§ **Data in this exercise**
================

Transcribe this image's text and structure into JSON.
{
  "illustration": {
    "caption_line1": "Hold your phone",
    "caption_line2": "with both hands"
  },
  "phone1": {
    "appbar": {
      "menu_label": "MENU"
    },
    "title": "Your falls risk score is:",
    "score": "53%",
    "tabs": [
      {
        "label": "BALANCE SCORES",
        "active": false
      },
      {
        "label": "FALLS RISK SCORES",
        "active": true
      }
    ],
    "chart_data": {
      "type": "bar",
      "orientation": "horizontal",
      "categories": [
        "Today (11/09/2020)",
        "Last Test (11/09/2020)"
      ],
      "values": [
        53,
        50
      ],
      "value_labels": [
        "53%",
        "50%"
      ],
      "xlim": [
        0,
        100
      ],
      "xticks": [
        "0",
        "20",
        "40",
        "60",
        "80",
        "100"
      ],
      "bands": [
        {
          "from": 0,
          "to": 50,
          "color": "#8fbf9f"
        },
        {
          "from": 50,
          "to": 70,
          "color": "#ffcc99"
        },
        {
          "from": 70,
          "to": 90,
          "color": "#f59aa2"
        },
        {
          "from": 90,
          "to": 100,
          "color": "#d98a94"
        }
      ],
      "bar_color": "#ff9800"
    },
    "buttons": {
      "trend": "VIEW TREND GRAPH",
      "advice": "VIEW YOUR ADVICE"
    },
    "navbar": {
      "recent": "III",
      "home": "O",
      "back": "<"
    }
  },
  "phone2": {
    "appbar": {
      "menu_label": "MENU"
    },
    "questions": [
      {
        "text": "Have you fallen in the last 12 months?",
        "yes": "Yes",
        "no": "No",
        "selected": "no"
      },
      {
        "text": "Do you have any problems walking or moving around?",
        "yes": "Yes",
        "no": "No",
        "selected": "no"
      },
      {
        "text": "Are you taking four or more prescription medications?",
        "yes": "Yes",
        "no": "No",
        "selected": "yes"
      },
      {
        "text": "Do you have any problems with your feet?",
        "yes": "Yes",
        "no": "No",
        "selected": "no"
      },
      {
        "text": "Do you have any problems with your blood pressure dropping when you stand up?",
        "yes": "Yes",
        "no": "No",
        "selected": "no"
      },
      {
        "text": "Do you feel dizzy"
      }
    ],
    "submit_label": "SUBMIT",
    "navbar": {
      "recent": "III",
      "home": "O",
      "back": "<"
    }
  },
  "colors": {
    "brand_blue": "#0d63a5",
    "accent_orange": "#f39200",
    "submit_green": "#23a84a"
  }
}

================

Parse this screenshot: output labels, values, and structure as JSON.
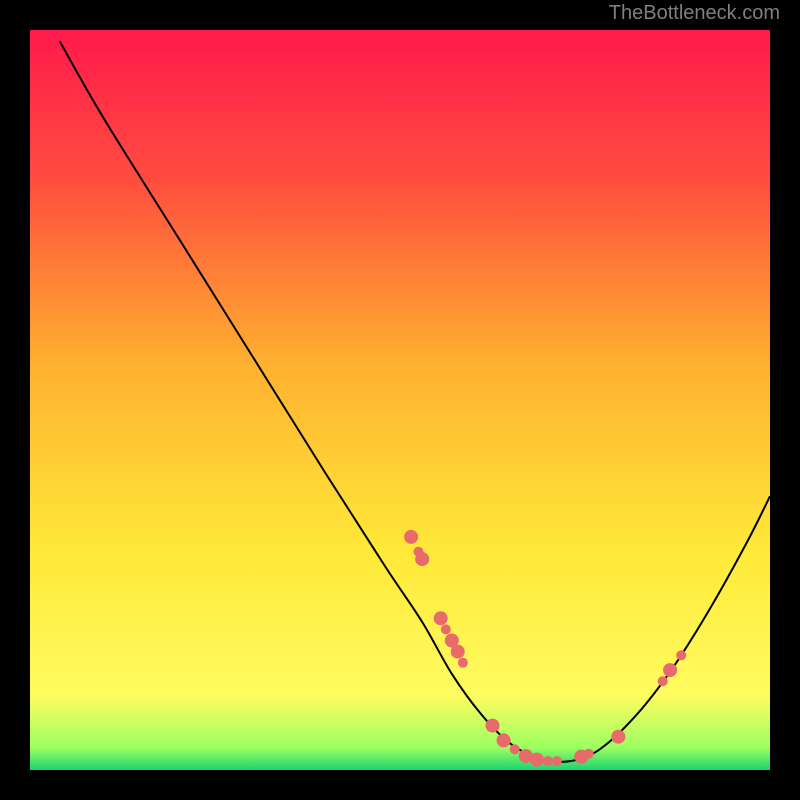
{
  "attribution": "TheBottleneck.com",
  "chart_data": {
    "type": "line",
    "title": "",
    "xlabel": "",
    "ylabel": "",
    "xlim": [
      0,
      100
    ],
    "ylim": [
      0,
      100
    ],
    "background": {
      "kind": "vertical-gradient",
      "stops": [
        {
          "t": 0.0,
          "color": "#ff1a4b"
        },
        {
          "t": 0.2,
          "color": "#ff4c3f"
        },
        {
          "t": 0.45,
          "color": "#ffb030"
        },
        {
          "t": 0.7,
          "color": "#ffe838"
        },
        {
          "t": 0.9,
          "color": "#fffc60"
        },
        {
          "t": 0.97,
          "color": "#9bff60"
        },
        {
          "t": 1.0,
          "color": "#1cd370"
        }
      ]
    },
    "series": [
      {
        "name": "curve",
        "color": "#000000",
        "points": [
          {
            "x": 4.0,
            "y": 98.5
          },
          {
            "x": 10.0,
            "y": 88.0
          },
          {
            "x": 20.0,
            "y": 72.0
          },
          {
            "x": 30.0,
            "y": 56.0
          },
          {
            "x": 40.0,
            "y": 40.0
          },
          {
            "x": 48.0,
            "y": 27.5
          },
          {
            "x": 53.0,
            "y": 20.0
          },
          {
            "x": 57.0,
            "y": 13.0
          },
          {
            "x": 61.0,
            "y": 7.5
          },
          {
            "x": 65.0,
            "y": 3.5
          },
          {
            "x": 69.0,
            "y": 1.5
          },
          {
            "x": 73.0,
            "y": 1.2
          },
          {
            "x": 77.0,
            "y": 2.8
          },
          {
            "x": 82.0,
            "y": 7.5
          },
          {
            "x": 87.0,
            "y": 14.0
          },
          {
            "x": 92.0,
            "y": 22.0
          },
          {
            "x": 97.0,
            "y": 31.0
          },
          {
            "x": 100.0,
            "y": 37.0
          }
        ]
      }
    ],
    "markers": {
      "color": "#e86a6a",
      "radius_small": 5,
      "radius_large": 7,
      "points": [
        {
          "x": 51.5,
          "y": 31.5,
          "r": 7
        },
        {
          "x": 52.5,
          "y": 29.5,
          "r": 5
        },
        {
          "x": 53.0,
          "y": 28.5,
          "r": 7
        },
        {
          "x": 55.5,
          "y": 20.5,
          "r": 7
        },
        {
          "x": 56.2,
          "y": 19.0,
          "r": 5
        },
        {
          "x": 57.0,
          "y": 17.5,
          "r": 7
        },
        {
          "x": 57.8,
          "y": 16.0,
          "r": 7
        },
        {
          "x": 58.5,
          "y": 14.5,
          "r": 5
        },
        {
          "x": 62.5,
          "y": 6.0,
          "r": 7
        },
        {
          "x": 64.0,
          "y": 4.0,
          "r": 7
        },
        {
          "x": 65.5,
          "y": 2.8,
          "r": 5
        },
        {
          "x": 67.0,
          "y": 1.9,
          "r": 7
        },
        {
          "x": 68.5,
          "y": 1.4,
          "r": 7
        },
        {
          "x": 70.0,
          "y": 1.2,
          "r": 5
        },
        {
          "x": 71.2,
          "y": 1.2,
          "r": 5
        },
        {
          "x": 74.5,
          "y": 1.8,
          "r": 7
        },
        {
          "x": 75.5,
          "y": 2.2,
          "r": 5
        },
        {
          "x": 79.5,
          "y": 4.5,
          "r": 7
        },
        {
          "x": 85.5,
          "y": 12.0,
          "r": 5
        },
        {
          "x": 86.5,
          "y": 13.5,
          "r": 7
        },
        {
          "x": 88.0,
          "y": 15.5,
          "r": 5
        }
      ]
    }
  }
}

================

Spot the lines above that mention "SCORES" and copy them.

        "label": "BALANCE SCORES",
        "label": "FALLS RISK SCORES",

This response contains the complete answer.